**TASK**
Everything in the records below except the images should be output exactly as written.

**PROVIDED DATA**
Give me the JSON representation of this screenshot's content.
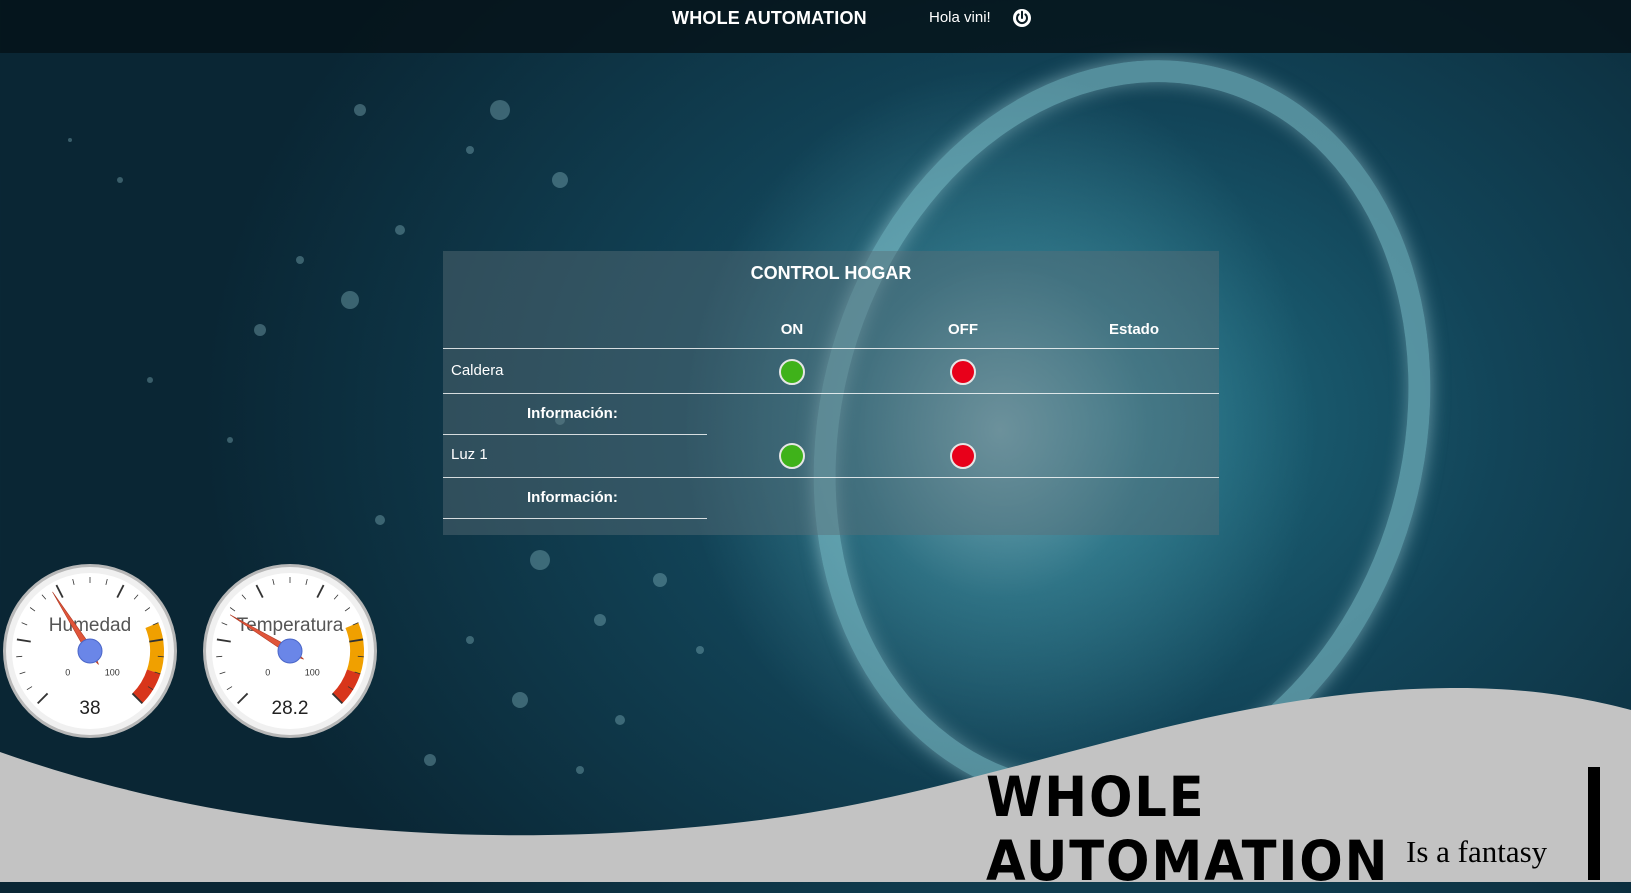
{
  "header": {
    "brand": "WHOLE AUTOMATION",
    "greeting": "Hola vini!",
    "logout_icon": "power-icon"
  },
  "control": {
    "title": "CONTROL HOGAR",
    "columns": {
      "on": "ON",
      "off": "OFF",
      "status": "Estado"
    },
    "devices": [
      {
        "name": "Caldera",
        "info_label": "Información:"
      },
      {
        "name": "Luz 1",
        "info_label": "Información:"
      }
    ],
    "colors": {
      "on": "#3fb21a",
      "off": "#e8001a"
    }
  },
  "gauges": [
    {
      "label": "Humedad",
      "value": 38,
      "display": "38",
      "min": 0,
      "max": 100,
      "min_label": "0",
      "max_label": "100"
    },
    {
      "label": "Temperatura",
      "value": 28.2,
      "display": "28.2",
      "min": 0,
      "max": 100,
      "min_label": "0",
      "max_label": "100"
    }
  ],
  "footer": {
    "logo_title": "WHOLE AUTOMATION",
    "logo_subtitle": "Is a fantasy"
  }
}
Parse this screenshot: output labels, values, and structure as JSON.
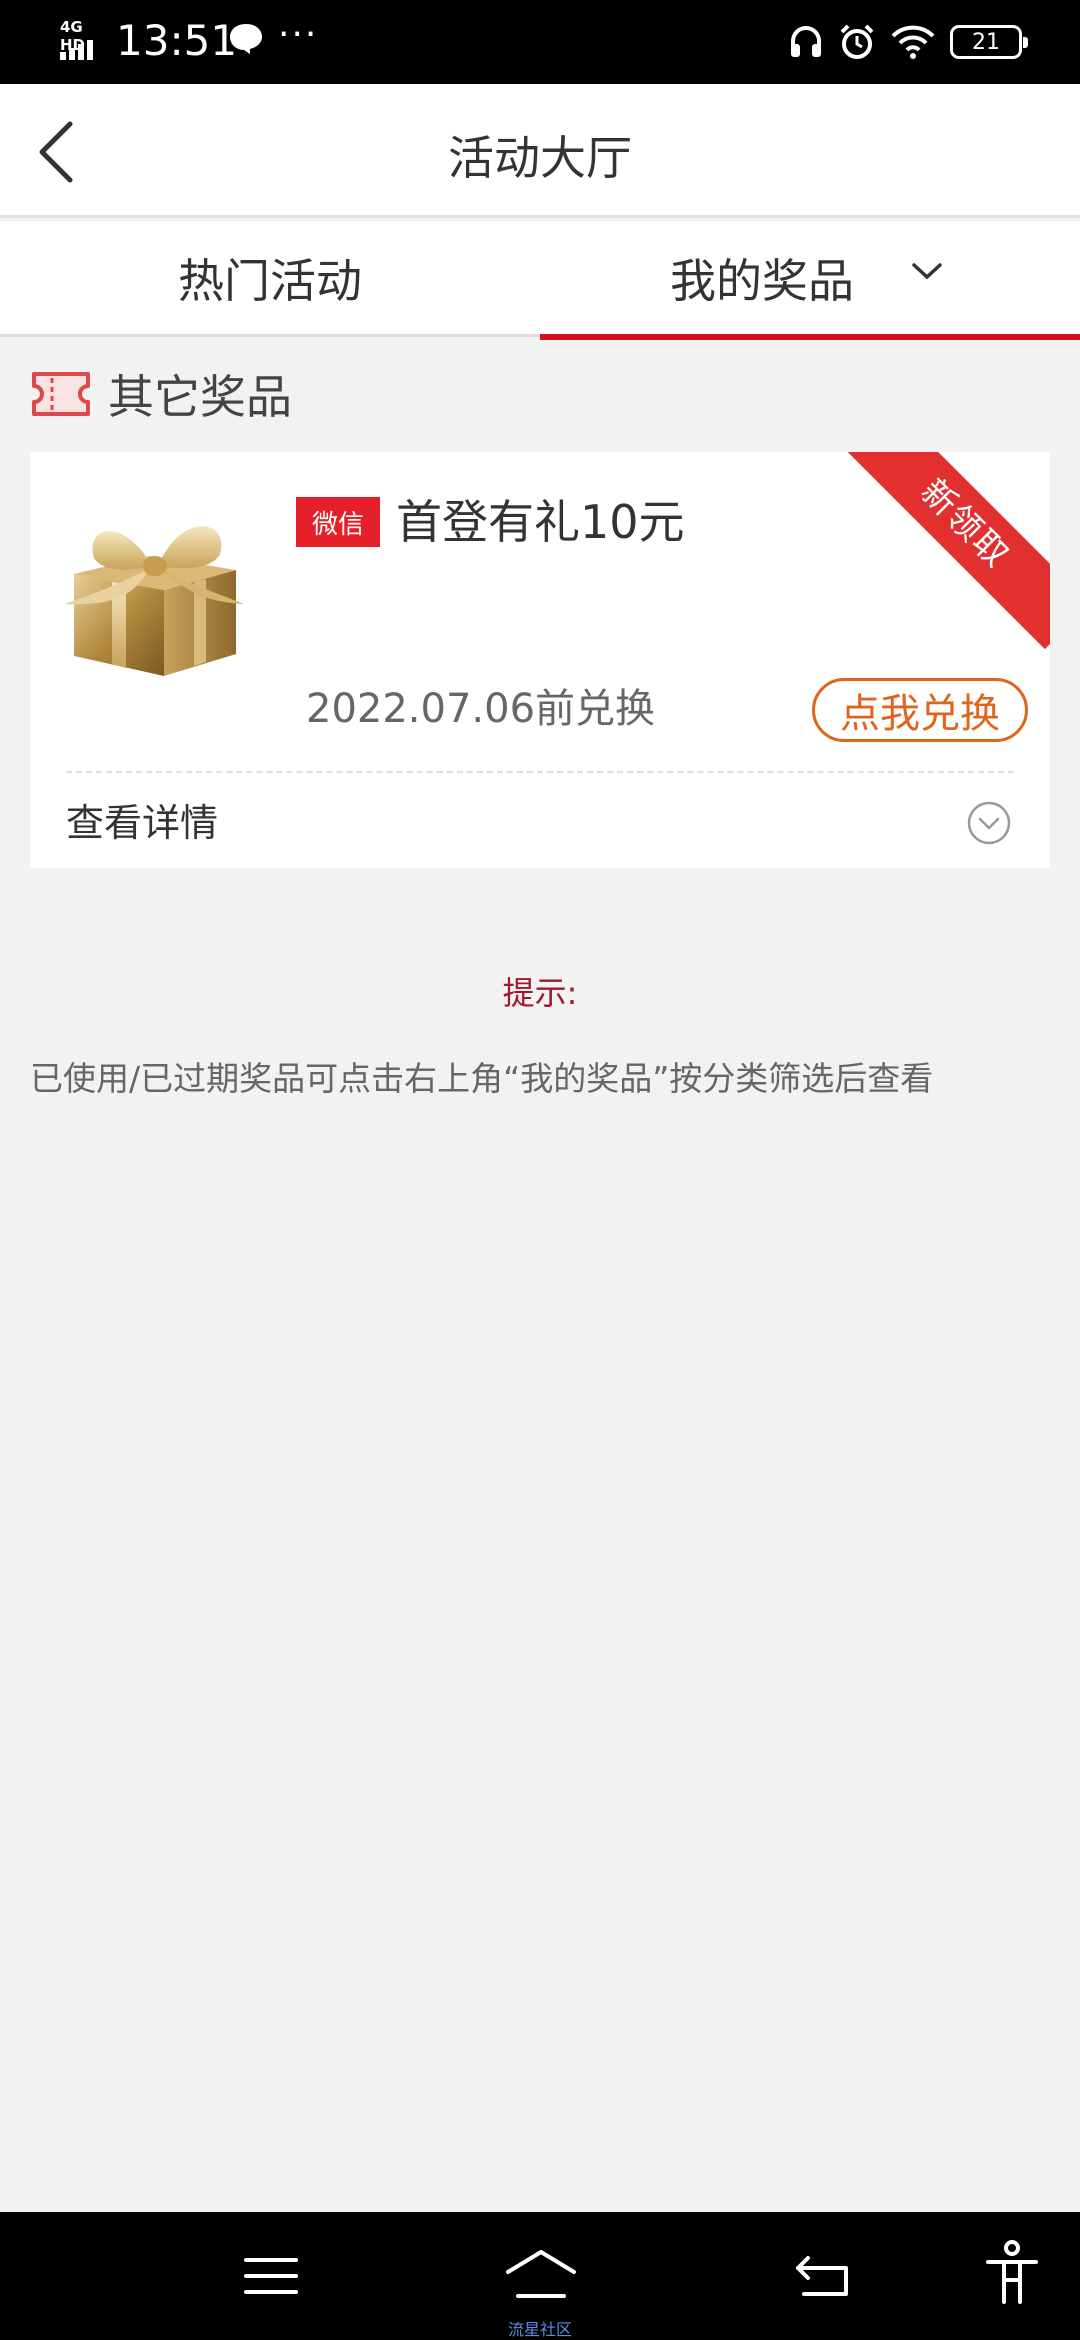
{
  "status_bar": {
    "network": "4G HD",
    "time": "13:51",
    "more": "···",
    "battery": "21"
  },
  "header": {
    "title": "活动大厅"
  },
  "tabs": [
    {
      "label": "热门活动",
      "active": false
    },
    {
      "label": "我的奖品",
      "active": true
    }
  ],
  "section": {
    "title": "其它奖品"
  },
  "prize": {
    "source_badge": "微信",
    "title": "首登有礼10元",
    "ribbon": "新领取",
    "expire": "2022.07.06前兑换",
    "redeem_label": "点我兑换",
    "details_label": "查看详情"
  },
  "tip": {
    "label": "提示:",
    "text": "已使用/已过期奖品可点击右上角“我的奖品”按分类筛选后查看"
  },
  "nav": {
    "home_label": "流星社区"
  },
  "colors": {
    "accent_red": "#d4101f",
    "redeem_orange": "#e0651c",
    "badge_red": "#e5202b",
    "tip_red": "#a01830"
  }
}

**ANSWER TO THE EXERCISE**
Give me the JSON representation of this screenshot's content.
{
  "header": {
    "brand": "WHOLE AUTOMATION",
    "greeting": "Hola vini!",
    "logout_icon": "power-icon"
  },
  "control": {
    "title": "CONTROL HOGAR",
    "columns": {
      "on": "ON",
      "off": "OFF",
      "status": "Estado"
    },
    "devices": [
      {
        "name": "Caldera",
        "info_label": "Información:"
      },
      {
        "name": "Luz 1",
        "info_label": "Información:"
      }
    ],
    "colors": {
      "on": "#3fb21a",
      "off": "#e8001a"
    }
  },
  "gauges": [
    {
      "label": "Humedad",
      "value": 38,
      "display": "38",
      "min": 0,
      "max": 100,
      "min_label": "0",
      "max_label": "100"
    },
    {
      "label": "Temperatura",
      "value": 28.2,
      "display": "28.2",
      "min": 0,
      "max": 100,
      "min_label": "0",
      "max_label": "100"
    }
  ],
  "footer": {
    "logo_title": "WHOLE AUTOMATION",
    "logo_subtitle": "Is a fantasy"
  }
}
Parse this screenshot: output labels, values, and structure as JSON.
{
  "status_bar": {
    "network": "4G HD",
    "time": "13:51",
    "more": "···",
    "battery": "21"
  },
  "header": {
    "title": "活动大厅"
  },
  "tabs": [
    {
      "label": "热门活动",
      "active": false
    },
    {
      "label": "我的奖品",
      "active": true
    }
  ],
  "section": {
    "title": "其它奖品"
  },
  "prize": {
    "source_badge": "微信",
    "title": "首登有礼10元",
    "ribbon": "新领取",
    "expire": "2022.07.06前兑换",
    "redeem_label": "点我兑换",
    "details_label": "查看详情"
  },
  "tip": {
    "label": "提示:",
    "text": "已使用/已过期奖品可点击右上角“我的奖品”按分类筛选后查看"
  },
  "nav": {
    "home_label": "流星社区"
  },
  "colors": {
    "accent_red": "#d4101f",
    "redeem_orange": "#e0651c",
    "badge_red": "#e5202b",
    "tip_red": "#a01830"
  }
}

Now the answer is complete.